(Items from a data source)
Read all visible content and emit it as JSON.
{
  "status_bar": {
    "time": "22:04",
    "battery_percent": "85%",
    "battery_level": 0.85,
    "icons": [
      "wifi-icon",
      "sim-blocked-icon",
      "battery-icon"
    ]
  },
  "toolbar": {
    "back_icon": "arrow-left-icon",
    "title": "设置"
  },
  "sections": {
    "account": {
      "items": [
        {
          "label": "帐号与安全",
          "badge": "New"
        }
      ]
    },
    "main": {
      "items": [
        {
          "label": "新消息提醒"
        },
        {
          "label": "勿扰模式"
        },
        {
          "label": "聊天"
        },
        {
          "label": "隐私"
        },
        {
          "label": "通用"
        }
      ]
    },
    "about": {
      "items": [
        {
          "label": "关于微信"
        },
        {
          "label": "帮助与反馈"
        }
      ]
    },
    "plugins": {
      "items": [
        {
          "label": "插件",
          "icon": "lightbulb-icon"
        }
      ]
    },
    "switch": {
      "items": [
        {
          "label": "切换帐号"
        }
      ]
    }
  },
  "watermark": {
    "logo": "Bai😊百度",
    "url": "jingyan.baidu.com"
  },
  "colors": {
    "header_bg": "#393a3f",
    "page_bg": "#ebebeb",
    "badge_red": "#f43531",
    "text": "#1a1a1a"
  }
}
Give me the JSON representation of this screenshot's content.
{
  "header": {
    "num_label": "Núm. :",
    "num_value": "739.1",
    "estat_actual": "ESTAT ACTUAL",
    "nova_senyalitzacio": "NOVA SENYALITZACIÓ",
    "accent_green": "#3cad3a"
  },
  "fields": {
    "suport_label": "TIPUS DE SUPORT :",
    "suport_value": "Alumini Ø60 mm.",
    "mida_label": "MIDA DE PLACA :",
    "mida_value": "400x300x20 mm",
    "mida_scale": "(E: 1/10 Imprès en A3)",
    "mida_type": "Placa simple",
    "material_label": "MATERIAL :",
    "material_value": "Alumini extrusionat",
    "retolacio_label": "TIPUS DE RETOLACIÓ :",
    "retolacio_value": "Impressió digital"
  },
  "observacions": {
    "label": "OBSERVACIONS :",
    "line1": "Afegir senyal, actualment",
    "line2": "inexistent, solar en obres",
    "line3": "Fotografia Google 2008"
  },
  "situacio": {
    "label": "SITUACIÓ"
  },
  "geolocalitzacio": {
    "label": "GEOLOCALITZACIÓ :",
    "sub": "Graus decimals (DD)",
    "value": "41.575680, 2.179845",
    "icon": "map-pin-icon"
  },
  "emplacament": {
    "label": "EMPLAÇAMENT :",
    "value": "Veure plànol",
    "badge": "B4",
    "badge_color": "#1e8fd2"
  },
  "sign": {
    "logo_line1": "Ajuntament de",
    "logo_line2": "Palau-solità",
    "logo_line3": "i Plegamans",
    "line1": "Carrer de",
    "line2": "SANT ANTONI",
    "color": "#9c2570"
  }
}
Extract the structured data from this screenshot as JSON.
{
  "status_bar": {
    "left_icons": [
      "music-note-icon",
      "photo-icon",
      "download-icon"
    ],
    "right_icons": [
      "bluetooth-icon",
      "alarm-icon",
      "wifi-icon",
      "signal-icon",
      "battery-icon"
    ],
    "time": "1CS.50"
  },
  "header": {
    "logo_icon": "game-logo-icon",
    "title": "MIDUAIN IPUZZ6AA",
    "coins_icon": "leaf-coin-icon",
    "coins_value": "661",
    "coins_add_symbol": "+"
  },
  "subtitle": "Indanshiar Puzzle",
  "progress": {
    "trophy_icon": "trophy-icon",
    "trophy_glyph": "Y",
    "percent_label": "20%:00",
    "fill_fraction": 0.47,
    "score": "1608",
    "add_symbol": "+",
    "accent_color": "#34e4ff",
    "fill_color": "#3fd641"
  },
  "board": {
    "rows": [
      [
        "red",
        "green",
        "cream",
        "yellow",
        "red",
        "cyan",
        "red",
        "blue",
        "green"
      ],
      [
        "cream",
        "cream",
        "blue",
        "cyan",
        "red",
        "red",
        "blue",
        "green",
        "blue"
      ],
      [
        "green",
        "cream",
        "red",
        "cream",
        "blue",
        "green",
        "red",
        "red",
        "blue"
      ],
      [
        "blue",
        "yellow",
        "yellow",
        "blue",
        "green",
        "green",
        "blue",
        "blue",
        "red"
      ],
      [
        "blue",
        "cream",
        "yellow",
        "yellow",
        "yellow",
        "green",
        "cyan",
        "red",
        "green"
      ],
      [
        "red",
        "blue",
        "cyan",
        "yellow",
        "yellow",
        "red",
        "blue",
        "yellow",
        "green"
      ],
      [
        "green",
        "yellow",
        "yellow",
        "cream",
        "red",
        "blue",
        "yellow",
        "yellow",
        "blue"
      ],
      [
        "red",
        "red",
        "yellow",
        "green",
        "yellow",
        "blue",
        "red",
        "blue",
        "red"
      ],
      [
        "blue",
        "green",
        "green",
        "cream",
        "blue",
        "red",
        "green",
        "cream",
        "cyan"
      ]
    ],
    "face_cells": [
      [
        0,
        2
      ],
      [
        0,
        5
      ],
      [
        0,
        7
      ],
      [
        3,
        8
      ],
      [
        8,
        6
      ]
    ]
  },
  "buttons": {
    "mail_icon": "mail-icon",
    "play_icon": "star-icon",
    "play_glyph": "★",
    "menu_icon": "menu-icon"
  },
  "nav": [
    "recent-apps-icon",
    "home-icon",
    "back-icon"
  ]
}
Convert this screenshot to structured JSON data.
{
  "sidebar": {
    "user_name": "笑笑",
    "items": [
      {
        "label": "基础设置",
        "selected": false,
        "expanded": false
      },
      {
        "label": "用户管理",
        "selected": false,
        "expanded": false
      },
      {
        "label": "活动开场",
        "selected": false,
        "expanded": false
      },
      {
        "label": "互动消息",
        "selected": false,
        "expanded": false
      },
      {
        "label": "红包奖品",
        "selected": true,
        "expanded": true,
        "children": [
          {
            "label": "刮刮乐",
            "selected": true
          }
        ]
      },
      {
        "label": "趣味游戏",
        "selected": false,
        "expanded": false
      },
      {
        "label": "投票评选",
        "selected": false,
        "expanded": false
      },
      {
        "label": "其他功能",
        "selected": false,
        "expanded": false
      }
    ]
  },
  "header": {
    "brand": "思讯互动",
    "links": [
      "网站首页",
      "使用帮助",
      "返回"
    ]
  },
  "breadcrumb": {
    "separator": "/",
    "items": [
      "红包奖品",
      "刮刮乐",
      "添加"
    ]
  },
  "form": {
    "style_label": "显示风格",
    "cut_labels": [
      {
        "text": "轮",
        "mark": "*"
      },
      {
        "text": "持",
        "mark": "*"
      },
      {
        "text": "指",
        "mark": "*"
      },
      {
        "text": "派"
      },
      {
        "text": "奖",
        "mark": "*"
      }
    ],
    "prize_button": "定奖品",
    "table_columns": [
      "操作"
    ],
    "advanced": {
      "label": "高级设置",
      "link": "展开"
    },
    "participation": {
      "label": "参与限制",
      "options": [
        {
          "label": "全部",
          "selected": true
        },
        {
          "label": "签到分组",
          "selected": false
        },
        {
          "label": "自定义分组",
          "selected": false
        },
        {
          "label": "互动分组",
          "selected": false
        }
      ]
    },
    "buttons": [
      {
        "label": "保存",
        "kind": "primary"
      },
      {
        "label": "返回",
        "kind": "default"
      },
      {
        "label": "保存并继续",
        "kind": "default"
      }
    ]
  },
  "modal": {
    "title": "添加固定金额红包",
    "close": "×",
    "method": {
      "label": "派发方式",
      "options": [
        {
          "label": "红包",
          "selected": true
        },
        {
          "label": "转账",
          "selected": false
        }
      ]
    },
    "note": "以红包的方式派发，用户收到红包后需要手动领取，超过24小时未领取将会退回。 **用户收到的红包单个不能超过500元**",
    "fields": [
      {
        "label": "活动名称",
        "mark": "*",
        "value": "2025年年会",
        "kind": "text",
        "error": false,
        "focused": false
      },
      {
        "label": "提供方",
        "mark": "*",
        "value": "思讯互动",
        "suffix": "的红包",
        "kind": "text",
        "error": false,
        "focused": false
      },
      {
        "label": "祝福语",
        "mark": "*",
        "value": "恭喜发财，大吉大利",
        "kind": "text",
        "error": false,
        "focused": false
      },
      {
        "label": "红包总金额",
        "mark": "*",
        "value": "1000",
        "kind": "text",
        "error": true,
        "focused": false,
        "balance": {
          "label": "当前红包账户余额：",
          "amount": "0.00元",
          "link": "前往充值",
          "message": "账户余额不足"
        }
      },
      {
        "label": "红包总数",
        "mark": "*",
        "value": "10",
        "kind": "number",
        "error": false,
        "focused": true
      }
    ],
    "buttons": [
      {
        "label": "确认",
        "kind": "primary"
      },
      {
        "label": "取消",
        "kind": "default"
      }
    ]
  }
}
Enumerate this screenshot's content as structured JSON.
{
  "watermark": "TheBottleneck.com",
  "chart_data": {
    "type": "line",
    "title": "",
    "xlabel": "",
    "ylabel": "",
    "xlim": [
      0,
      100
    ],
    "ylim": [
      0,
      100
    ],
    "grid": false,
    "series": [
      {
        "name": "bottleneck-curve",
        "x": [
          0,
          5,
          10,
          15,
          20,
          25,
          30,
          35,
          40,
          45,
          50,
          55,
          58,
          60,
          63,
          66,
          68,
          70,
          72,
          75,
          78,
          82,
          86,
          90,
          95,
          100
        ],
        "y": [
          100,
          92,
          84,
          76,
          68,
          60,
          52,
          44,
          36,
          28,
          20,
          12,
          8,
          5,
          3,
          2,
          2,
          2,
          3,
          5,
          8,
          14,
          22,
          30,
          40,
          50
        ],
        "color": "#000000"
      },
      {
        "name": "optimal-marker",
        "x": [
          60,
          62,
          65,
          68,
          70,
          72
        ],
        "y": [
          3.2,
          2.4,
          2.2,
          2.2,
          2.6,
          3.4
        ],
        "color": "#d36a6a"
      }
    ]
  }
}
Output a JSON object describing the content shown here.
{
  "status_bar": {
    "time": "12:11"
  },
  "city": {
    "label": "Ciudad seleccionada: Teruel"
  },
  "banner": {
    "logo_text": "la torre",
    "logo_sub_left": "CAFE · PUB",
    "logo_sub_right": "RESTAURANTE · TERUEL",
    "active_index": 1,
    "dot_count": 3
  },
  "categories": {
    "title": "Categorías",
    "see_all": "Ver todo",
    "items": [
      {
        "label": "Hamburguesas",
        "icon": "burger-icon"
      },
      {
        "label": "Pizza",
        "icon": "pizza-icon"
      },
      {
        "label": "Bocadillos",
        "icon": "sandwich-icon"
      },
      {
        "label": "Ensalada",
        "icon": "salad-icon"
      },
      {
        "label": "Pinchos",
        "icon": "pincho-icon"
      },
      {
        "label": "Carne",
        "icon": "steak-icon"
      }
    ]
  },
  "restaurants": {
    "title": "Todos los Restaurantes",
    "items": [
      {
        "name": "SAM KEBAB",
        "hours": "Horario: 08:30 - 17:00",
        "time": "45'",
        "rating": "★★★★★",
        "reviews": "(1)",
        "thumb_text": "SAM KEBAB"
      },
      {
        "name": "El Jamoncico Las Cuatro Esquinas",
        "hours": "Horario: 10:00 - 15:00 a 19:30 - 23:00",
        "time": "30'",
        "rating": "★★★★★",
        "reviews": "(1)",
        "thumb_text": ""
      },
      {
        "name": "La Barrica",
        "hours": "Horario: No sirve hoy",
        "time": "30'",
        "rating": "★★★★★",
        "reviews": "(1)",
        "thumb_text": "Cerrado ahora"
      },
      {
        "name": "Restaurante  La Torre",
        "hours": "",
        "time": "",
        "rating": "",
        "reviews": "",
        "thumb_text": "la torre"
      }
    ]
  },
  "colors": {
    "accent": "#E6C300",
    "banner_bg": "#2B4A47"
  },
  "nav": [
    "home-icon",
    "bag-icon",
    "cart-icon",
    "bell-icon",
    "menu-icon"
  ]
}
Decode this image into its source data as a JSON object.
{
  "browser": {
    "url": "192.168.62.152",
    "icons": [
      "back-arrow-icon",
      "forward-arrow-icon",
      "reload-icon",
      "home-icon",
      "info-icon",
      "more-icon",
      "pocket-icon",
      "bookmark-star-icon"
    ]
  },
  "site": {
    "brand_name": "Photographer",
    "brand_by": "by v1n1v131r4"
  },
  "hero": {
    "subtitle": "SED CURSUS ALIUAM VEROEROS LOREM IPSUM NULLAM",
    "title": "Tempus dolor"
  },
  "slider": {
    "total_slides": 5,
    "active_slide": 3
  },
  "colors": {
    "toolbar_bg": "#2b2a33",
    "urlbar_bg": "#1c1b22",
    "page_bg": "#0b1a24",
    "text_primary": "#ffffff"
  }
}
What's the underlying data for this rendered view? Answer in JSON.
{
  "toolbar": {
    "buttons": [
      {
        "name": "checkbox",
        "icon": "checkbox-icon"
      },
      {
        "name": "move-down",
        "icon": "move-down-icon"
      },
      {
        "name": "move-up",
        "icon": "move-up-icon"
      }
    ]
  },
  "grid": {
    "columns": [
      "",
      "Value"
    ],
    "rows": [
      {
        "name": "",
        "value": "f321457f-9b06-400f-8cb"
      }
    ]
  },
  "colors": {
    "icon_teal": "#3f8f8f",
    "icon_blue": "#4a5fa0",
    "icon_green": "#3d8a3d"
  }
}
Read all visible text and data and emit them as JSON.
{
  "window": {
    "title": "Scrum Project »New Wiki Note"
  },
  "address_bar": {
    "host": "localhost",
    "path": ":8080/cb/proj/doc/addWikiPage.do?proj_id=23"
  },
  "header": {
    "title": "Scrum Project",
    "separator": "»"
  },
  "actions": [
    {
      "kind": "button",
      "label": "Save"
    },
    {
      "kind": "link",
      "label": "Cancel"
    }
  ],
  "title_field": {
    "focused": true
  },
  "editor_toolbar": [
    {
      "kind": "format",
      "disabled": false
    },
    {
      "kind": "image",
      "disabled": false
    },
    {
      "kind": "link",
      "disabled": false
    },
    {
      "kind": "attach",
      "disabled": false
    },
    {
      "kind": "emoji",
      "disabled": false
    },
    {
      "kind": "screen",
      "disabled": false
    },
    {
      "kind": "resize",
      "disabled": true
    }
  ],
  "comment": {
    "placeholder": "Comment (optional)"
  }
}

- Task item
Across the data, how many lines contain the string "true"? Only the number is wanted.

- Your solution
9